Seen in this way, it quickly becomes apparent that the problem of systemic risk is by no means new; indeed, it has consistently accompanied modernization processes over the last century. Timothy Mitchell has shown that the emergence of complex, integrated industrial systems created vulnerabilities such as the “choke-points” that were exploited by strikers and saboteurs in the early 20th century. In our contribution on domestic preparedness for nuclear war we describe how military planners envisioned the industrial, energy, and transportation systems that were necessary for the conduct of modern warfare as simultaneously sources of vulnerability that could be targeted by an enemy. And as Deborah Cowen observes in her contribution here, the logistics systems that spread from the military to private business after World War II – making industrial supply chains vastly more efficient – also made the same businesses more vulnerable to disruption. New infrastructures have extended the logic of systemic risk into new domains, as in the case of digital information infrastructure – analyzed here by Christopher Kelty — which is a critical area for contemporary discussions of systemic risk. As Myriam Dunn documents, the concern with government information systems initially gave rise to the paradigm of Critical Infrastructure Protection in the United States, which was later extended to a broad range of vulnerable systems, from finance, to transportation, to health.

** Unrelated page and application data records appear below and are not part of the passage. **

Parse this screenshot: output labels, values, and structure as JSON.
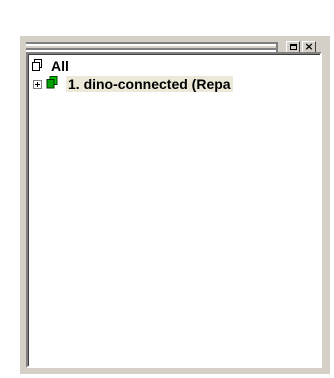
{
  "panel": {
    "restore_icon": "restore-icon",
    "close_icon": "close-icon",
    "close_glyph": "×"
  },
  "tree": {
    "root": {
      "label": "All",
      "icon": "documents-icon"
    },
    "items": [
      {
        "label": "1. dino-connected (Repa",
        "icon": "green-documents-icon",
        "expander": "plus",
        "selected": true,
        "icon_color": "#00a000"
      }
    ]
  },
  "colors": {
    "panel_bg": "#d4d0c8",
    "tree_bg": "#ffffff",
    "selection_bg": "#ece9d8",
    "accent_green": "#00a000"
  }
}
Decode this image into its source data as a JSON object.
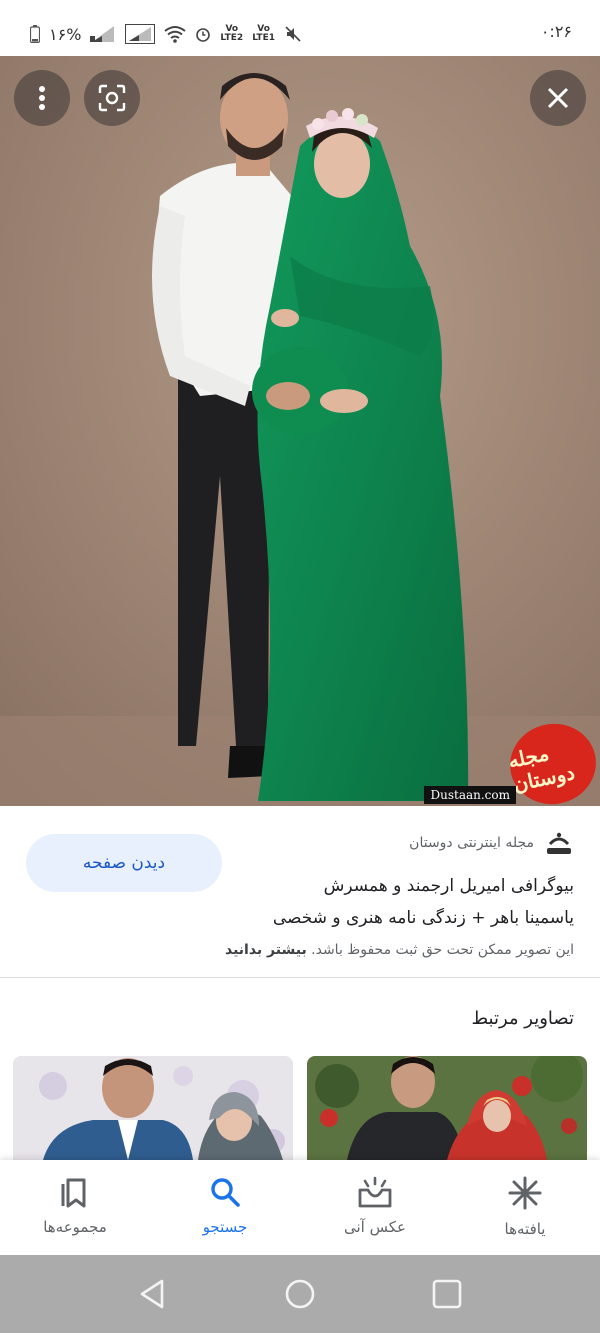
{
  "status_bar": {
    "battery": "١۶%",
    "lte2": "LTE2",
    "lte1": "LTE1",
    "vo": "Vo",
    "time": "٠:٢۶",
    "icons": [
      "battery-icon",
      "signal-icon",
      "signal-icon",
      "wifi-icon",
      "alarm-icon",
      "mute-icon"
    ]
  },
  "viewer": {
    "menu_icon": "more-vert-icon",
    "lens_icon": "lens-icon",
    "close_icon": "close-icon",
    "watermark": {
      "seal_text": "مجله دوستان",
      "site": "Dustaan.com"
    }
  },
  "info": {
    "source_name": "مجله اینترنتی دوستان",
    "visit_label": "دیدن صفحه",
    "title_line1": "بیوگرافی امیریل ارجمند و همسرش",
    "title_line2": "یاسمینا باهر + زندگی نامه هنری و شخصی",
    "notice_text": "این تصویر ممکن تحت حق ثبت محفوظ باشد.",
    "learn_more": "بیشتر بدانید"
  },
  "related": {
    "title": "تصاویر مرتبط"
  },
  "bottom_nav": {
    "items": [
      {
        "label": "مجموعه‌ها",
        "icon": "bookmarks-icon"
      },
      {
        "label": "جستجو",
        "icon": "search-icon"
      },
      {
        "label": "عکس آنی",
        "icon": "snapshot-icon"
      },
      {
        "label": "یافته‌ها",
        "icon": "discover-icon"
      }
    ],
    "active": "جستجو"
  },
  "system_nav": {
    "icons": [
      "back-icon",
      "home-icon",
      "recents-icon"
    ]
  },
  "colors": {
    "accent": "#1a73e8",
    "visit_button_bg": "#e8f0fe",
    "dress_green": "#0e8a52",
    "backdrop": "#a78d7d",
    "watermark_red": "#d9261c",
    "system_nav_bg": "#ababab"
  }
}
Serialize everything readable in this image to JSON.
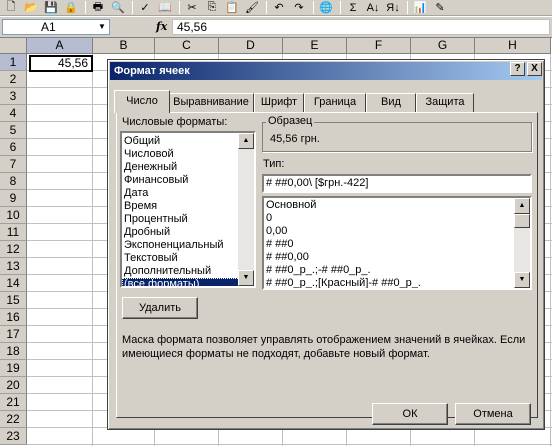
{
  "toolbar": {
    "icons": [
      "new-icon",
      "open-icon",
      "save-icon",
      "permission-icon",
      "print-icon",
      "print-preview-icon",
      "spelling-icon",
      "research-icon",
      "cut-icon",
      "copy-icon",
      "paste-icon",
      "format-painter-icon",
      "undo-icon",
      "redo-icon",
      "hyperlink-icon",
      "autosum-icon",
      "sort-ascending-icon",
      "sort-descending-icon",
      "chart-wizard-icon",
      "drawing-icon"
    ],
    "glyphs": [
      "🗋",
      "📂",
      "💾",
      "🔒",
      "🖶",
      "🔍",
      "✓",
      "📖",
      "✂",
      "⎘",
      "📋",
      "🖌",
      "↶",
      "↷",
      "🌐",
      "Σ",
      "A↓",
      "Я↓",
      "📊",
      "✎"
    ]
  },
  "formula_bar": {
    "name_box": "A1",
    "fx": "fx",
    "formula": "45,56"
  },
  "grid": {
    "columns": [
      "A",
      "B",
      "C",
      "D",
      "E",
      "F",
      "G",
      "H"
    ],
    "rows": [
      "1",
      "2",
      "3",
      "4",
      "5",
      "6",
      "7",
      "8",
      "9",
      "10",
      "11",
      "12",
      "13",
      "14",
      "15",
      "16",
      "17",
      "18",
      "19",
      "20",
      "21",
      "22",
      "23"
    ],
    "selected_cell_value": "45,56"
  },
  "dialog": {
    "title": "Формат ячеек",
    "help_button": "?",
    "close_button": "X",
    "tabs": [
      "Число",
      "Выравнивание",
      "Шрифт",
      "Граница",
      "Вид",
      "Защита"
    ],
    "active_tab": "Число",
    "number_formats_label": "Числовые форматы:",
    "number_formats": [
      "Общий",
      "Числовой",
      "Денежный",
      "Финансовый",
      "Дата",
      "Время",
      "Процентный",
      "Дробный",
      "Экспоненциальный",
      "Текстовый",
      "Дополнительный",
      "(все форматы)"
    ],
    "selected_format": "(все форматы)",
    "sample_label": "Образец",
    "sample_value": "45,56 грн.",
    "type_label": "Тип:",
    "type_value": "# ##0,00\\ [$грн.-422]",
    "type_list": [
      "Основной",
      "0",
      "0,00",
      "# ##0",
      "# ##0,00",
      "# ##0_р_.;-# ##0_р_.",
      "# ##0_р_.;[Красный]-# ##0_р_."
    ],
    "delete_button": "Удалить",
    "description": "Маска формата позволяет управлять отображением значений в ячейках. Если имеющиеся форматы не подходят, добавьте новый формат.",
    "ok_button": "ОК",
    "cancel_button": "Отмена"
  }
}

The juxtaposition here of contributions concerning disparate domains brings some surprising connections to light. For example, we see the common origins of certain approaches to envisioning systems at risk and to mitigate their vulnerability. Some techniques come from the sub-disciplines of operations research and systems analysis, as Martha Poon and Deborah Cowen demonstrate; others come from ecology and system dynamics, as we see in contributions from Benjamin Sims and Brian Lindseth. A notable feature of the present conjuncture is a very active process of borrowing, in which experts in one domain – finance or critical infrastructure protection, for example – adapt techniques that have developed in other domains for other purposes. As expertise in the mitigation of systemic risk proliferates, then, new assemblages are emerging that recombine disparate techniques and draw together disparate histories of techno-scientific and governmental practice.
 The term “co-variation” indicates the tendency of all the assets in a given class, or multiple asset classes, to respond in the same way to a given event.
 Timothy Mitchell, “Carbon Democracy,” Economy and Society, Volume 38, Issue 3, 2009, Pages 399 – 432. The term “choke point” refers to any bottleneck in a production process whose disruption would severely reduce output.